Task directions – Copy each line of the records that includes "private".

Records shown –
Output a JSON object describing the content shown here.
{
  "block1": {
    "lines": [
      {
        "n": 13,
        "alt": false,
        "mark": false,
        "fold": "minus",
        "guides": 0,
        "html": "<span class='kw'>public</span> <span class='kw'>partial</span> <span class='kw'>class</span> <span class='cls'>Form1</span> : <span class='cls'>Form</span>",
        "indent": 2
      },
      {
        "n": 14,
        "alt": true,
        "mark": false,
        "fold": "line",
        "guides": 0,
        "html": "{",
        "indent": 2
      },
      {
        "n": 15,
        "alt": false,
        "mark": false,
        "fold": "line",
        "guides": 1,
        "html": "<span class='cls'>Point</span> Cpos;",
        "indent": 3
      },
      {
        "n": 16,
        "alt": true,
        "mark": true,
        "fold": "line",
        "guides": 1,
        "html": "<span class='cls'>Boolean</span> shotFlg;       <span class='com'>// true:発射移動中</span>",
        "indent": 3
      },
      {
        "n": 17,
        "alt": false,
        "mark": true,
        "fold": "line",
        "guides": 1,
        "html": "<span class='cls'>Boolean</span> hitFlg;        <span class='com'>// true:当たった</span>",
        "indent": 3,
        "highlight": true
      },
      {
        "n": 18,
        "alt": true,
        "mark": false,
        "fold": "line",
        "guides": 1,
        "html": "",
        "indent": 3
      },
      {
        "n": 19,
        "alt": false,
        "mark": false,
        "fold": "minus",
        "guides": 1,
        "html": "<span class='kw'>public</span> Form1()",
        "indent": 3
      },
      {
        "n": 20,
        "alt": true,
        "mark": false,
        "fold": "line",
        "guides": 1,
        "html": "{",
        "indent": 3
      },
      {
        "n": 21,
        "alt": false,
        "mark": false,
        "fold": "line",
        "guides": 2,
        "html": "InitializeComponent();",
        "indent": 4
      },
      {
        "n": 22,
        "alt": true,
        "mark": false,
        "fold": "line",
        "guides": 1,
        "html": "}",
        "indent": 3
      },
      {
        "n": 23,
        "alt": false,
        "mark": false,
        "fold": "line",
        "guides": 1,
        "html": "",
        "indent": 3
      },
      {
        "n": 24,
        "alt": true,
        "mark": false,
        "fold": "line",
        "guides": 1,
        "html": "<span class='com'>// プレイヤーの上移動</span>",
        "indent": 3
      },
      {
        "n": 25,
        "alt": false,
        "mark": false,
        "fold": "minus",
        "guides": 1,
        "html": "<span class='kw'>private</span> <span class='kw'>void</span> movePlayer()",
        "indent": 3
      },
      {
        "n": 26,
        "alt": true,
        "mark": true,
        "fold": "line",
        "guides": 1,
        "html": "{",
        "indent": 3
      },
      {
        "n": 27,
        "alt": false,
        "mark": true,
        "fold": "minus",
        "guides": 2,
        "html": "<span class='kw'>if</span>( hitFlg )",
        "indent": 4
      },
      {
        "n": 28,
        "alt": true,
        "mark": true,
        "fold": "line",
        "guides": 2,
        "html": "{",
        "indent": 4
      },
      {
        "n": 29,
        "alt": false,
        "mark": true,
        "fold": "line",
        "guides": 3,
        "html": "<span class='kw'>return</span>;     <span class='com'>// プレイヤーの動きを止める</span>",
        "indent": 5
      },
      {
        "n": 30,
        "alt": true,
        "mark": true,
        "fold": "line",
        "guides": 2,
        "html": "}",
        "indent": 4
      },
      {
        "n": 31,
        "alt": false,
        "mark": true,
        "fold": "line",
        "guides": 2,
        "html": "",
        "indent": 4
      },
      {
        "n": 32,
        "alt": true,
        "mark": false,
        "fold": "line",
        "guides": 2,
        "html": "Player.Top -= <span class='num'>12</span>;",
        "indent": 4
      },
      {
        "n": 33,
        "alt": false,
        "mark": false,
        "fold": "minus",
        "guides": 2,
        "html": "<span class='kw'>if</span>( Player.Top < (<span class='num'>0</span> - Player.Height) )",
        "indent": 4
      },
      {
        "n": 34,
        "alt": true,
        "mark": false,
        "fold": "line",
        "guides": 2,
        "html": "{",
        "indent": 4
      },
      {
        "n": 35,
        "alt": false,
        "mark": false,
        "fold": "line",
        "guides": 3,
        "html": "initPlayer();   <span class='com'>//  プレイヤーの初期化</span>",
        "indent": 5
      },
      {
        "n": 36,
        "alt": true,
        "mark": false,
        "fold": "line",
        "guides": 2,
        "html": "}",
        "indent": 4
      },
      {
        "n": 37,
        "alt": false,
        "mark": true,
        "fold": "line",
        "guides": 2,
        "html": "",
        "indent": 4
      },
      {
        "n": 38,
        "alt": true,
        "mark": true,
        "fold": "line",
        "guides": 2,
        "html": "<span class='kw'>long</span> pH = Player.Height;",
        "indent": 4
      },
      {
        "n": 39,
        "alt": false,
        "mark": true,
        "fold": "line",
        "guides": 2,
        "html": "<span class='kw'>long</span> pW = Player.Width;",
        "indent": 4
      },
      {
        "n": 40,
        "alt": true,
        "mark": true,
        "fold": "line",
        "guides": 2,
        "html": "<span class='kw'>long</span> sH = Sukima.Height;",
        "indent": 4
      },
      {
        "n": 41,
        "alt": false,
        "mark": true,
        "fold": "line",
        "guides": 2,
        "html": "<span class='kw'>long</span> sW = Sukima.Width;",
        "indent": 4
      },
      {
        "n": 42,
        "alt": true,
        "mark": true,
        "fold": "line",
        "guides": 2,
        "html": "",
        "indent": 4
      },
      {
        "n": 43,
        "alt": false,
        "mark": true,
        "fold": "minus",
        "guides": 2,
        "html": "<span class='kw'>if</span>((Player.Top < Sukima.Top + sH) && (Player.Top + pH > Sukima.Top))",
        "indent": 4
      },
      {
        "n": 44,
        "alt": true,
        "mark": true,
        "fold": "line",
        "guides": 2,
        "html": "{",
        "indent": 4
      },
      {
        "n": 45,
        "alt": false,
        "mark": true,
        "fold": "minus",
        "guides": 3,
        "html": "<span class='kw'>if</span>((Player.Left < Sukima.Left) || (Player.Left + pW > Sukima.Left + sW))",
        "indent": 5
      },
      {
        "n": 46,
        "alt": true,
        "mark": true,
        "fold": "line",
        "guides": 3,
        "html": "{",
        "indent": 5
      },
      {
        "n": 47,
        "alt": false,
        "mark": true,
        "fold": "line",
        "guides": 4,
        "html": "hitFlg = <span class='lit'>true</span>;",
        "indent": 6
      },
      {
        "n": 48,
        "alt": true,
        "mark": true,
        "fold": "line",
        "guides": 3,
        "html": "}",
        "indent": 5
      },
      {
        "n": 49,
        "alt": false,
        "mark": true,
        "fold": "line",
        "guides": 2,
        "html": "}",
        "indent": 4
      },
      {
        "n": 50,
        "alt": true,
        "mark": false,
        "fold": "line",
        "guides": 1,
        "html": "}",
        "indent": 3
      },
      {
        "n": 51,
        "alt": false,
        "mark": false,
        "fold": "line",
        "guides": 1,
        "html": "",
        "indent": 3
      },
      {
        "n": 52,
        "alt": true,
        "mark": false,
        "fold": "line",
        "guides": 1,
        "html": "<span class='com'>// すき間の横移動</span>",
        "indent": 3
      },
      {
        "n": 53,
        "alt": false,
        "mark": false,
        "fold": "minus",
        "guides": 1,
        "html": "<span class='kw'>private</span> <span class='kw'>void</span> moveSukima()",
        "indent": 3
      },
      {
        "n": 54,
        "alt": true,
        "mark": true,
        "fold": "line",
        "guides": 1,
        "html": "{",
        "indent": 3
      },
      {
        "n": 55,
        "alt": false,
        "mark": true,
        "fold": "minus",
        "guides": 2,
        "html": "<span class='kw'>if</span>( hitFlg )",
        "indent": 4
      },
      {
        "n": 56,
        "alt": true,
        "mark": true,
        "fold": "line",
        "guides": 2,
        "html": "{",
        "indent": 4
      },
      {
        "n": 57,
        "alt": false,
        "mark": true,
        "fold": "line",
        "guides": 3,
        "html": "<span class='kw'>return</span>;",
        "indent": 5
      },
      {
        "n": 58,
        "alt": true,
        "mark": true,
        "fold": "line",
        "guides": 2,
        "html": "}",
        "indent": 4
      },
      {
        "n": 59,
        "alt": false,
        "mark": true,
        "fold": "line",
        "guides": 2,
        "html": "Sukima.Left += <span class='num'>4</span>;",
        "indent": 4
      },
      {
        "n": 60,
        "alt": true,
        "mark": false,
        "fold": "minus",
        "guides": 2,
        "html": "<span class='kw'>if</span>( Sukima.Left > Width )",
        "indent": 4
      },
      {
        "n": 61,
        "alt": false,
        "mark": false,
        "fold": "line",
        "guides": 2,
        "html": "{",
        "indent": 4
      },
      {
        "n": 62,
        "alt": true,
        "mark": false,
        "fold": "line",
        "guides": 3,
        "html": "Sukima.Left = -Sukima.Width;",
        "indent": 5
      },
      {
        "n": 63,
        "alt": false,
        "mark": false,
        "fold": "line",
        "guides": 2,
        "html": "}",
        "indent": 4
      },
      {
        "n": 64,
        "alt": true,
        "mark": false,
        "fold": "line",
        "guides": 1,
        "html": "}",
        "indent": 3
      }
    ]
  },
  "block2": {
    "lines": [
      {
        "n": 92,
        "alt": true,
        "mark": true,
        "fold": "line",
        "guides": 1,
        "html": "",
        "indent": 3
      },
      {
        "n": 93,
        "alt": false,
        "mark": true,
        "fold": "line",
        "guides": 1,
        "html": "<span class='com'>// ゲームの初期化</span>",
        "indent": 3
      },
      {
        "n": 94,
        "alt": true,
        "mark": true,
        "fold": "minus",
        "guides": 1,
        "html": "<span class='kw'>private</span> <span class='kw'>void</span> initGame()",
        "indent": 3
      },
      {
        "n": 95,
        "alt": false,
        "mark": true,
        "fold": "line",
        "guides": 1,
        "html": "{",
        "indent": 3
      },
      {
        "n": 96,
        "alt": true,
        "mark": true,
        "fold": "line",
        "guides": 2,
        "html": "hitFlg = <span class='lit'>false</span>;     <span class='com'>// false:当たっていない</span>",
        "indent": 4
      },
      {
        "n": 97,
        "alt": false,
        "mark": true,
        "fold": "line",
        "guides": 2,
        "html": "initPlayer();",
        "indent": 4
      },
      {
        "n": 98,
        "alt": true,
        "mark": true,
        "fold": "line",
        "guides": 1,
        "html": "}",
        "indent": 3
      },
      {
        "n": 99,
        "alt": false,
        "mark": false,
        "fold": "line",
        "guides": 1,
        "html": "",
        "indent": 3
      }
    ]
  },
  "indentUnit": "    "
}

Expected answer –
        "html": "<span class='kw'>private</span> <span class='kw'>void</span> movePlayer()",
        "html": "<span class='kw'>private</span> <span class='kw'>void</span> moveSukima()",
        "html": "<span class='kw'>private</span> <span class='kw'>void</span> initGame()",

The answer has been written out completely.